• What is being asked: What is the number of lines below that include the string "list"? Provide that number alone.

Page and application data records
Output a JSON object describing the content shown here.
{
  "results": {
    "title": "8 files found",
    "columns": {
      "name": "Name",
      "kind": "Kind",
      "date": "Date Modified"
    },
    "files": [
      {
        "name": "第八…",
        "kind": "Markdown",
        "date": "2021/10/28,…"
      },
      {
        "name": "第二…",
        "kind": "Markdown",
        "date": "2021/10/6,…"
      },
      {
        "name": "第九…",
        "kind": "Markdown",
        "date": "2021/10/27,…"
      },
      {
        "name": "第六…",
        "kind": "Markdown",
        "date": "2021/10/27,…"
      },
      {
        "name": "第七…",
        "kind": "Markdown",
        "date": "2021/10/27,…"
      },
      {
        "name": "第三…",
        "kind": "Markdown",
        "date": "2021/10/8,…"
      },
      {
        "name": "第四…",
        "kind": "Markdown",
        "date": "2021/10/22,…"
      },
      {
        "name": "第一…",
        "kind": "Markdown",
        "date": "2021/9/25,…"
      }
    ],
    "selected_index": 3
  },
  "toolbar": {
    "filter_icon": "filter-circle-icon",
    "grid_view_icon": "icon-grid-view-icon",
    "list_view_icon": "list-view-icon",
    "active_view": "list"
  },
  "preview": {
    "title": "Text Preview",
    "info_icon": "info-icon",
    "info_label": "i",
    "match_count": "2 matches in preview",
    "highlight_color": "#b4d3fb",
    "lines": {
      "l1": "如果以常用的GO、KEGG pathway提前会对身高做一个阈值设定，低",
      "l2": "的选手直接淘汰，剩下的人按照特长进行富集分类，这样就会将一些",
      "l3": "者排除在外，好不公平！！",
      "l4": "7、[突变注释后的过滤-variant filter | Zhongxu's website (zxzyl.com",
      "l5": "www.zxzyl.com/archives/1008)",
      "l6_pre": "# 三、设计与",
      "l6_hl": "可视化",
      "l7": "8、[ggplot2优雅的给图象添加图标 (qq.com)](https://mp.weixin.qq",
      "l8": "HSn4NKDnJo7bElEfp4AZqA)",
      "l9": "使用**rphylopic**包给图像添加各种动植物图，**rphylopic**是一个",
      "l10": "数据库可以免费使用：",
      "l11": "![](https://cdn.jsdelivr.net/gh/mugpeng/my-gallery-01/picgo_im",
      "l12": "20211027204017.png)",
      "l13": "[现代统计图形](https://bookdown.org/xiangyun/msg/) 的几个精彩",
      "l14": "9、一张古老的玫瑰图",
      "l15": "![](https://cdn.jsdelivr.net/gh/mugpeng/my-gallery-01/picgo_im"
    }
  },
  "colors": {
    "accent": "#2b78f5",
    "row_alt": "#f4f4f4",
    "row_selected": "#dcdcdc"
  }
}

• Response to the task: 2